WHAT: Rehabilitated Sea Turtle Release
WHEN: 11 a.m., Saturday, Oct. 11
(The morning that the ABC program “Sea Rescue” features Texas sea turtles rescued by the University of Texas Marine Science Institute)
WHERE: Marker 35 on Mustang Island Beach, Port Aransas, Texas
BACKGROUND: PORT ARANSAS, Texas An uptick in the number of sea turtles needing help to survive along the Gulf Coast of Texas may be linked to changing temperatures in the water there, say scientists at the University of Texas Marine Science Institute. Researchers and animal rehabilitation specialists have gone to heroic lengths during the past year to rescue hundreds of the creatures each weighing up to 120 pounds from freezes and a tumor-related disease that was reported this year for the first time in Texas sea turtles.

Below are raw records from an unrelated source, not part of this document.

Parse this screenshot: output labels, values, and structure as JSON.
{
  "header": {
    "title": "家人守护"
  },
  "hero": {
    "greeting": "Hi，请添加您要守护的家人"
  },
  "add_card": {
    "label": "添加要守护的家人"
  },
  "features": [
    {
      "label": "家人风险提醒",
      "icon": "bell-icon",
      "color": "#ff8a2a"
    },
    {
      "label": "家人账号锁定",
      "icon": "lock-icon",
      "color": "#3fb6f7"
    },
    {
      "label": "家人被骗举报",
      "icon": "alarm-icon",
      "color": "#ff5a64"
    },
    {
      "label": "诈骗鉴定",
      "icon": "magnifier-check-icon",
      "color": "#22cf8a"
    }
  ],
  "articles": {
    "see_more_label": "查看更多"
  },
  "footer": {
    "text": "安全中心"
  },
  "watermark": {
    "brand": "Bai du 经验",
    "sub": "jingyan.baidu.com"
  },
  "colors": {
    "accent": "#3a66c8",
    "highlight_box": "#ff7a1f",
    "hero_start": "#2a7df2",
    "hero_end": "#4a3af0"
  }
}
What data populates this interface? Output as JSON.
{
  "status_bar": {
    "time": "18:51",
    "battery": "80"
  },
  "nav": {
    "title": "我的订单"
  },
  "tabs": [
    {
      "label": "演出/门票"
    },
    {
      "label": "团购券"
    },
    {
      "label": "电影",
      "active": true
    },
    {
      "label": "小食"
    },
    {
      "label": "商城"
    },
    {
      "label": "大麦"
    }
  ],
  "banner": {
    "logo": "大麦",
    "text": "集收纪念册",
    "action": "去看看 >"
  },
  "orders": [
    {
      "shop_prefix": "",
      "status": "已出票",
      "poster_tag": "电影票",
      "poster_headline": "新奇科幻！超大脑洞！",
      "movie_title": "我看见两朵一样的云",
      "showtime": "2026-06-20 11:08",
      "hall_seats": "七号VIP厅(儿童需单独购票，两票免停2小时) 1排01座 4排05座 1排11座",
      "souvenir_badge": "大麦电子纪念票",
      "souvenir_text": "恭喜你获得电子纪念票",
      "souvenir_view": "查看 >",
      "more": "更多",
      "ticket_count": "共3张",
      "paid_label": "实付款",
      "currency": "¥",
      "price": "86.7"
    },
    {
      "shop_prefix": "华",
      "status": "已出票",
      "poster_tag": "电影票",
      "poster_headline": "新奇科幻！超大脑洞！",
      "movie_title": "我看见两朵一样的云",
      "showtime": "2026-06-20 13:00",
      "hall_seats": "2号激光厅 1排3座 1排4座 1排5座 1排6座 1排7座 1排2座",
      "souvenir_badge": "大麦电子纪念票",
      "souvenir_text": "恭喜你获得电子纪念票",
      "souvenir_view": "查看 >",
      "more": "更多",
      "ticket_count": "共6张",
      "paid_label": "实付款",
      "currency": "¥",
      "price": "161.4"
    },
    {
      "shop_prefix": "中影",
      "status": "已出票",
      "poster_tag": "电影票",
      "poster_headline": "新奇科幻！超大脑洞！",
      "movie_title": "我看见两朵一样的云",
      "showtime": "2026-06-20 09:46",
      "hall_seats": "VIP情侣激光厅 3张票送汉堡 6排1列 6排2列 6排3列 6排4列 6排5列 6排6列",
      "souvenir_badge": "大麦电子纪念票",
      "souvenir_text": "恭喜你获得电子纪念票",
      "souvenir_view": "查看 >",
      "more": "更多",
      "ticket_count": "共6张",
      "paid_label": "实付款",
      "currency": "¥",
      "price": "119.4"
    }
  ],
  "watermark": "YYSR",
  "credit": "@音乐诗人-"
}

“Due to climate change, water in the Gulf of Mexico has been getting warmer over the years, so fewer of our Texas sea turtles, who require a warm temperature, are migrating elsewhere for part of the year the way they used to,” said Tony Amos, research fellow with the Marine Science Institute and director of the Animal Rehabilitation Keep (ARK). “Unfortunately, that also means the turtles can get trapped when the temperature drops. The cold stuns the system, putting these beloved reptiles at risk of shock, pneumonia and even death unless someone steps in to help.”
Amos’ team did just that, and its efforts will be featured on the ABC morning program “Sea Rescue” this Saturday, Oct. 11. The episode highlights the institute’s successful efforts on behalf of 528 turtles last winter.
Additionally, a turtle release will take place Saturday on Mustang Island for turtles recently found to be the first in Texas reported to have fibropapillomatosis, a marine turtle disease that causes tumors and that is more prominent in warmer climates such as Florida and Hawaii.
The institute has a long history of rehabilitation for sea turtles, but it had never served so many at once as it did last winter, with nearly 300 in its care at one time. Over 93 percent of the sea turtles brought in alive were successfully rehabilitated and returned to the wild.
“There were turtles everywhere,” Amos recalls, “with four or five turtles in each one of dozens of kiddie pools throughout the institute’s wet labs and even the hallways. Some of our scientists were sharing lab space with several of the sea turtles.”
The warmer temperatures in the Gulf of Mexico could be the cause of both the change in migratory patterns for the sea turtles and the tumor disease found on turtles in Texas. As cooler weather looms, researchers will keep a sharp eye out for future incidences of turtles needing rescue from the cold and for spread of the disease in new areas.